All entries are to be printed again exactly, with their images omitted.

# # # # #

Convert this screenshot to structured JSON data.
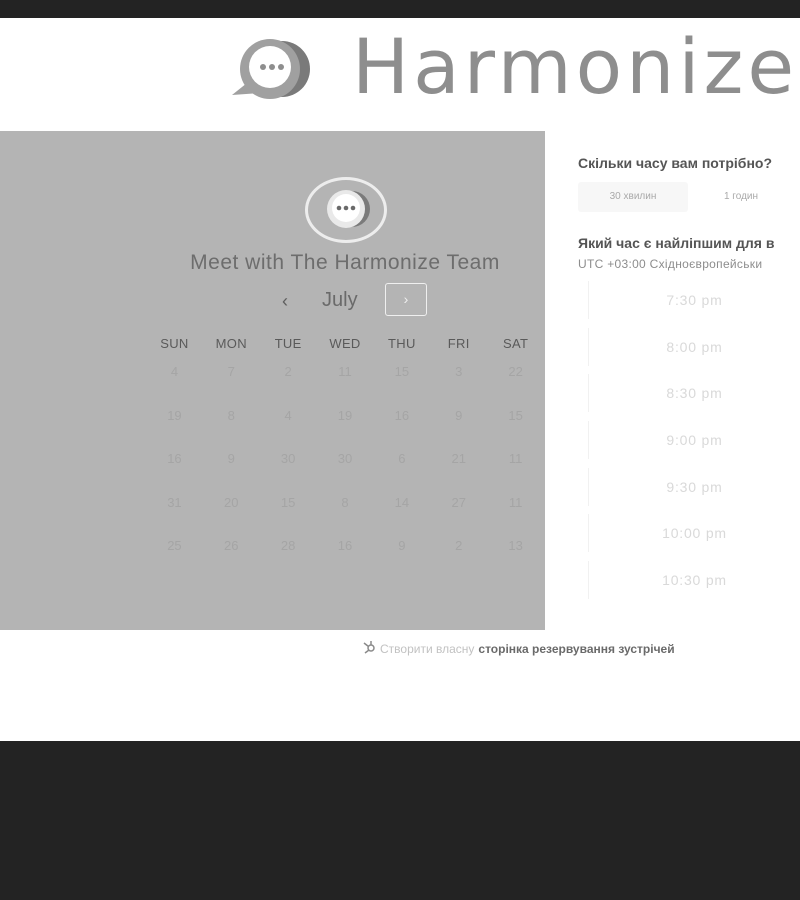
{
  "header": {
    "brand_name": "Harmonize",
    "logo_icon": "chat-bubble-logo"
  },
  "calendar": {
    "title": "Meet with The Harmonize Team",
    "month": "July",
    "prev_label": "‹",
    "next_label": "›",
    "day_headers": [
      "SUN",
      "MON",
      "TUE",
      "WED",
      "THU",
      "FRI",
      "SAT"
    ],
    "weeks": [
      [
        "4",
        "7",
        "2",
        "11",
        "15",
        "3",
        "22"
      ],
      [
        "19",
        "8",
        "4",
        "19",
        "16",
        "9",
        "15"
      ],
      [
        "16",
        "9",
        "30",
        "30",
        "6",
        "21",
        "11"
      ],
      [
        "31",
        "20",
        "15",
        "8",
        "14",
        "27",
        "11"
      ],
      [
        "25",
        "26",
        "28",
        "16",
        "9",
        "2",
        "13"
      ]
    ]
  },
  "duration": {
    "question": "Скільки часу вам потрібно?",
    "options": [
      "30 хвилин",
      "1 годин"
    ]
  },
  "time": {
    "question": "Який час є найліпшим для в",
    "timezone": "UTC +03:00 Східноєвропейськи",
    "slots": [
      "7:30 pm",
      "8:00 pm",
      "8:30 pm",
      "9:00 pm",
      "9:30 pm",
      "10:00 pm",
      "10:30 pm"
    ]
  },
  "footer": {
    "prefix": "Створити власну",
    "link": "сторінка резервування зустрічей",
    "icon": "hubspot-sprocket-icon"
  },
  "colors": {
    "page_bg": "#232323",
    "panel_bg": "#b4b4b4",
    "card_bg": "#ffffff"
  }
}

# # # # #

Result of the exercise =
Convert this screenshot to structured JSON data.
{
  "header": {
    "brand_name": "Harmonize",
    "logo_icon": "chat-bubble-logo"
  },
  "calendar": {
    "title": "Meet with The Harmonize Team",
    "month": "July",
    "prev_label": "‹",
    "next_label": "›",
    "day_headers": [
      "SUN",
      "MON",
      "TUE",
      "WED",
      "THU",
      "FRI",
      "SAT"
    ],
    "weeks": [
      [
        "4",
        "7",
        "2",
        "11",
        "15",
        "3",
        "22"
      ],
      [
        "19",
        "8",
        "4",
        "19",
        "16",
        "9",
        "15"
      ],
      [
        "16",
        "9",
        "30",
        "30",
        "6",
        "21",
        "11"
      ],
      [
        "31",
        "20",
        "15",
        "8",
        "14",
        "27",
        "11"
      ],
      [
        "25",
        "26",
        "28",
        "16",
        "9",
        "2",
        "13"
      ]
    ]
  },
  "duration": {
    "question": "Скільки часу вам потрібно?",
    "options": [
      "30 хвилин",
      "1 годин"
    ]
  },
  "time": {
    "question": "Який час є найліпшим для в",
    "timezone": "UTC +03:00 Східноєвропейськи",
    "slots": [
      "7:30 pm",
      "8:00 pm",
      "8:30 pm",
      "9:00 pm",
      "9:30 pm",
      "10:00 pm",
      "10:30 pm"
    ]
  },
  "footer": {
    "prefix": "Створити власну",
    "link": "сторінка резервування зустрічей",
    "icon": "hubspot-sprocket-icon"
  },
  "colors": {
    "page_bg": "#232323",
    "panel_bg": "#b4b4b4",
    "card_bg": "#ffffff"
  }
}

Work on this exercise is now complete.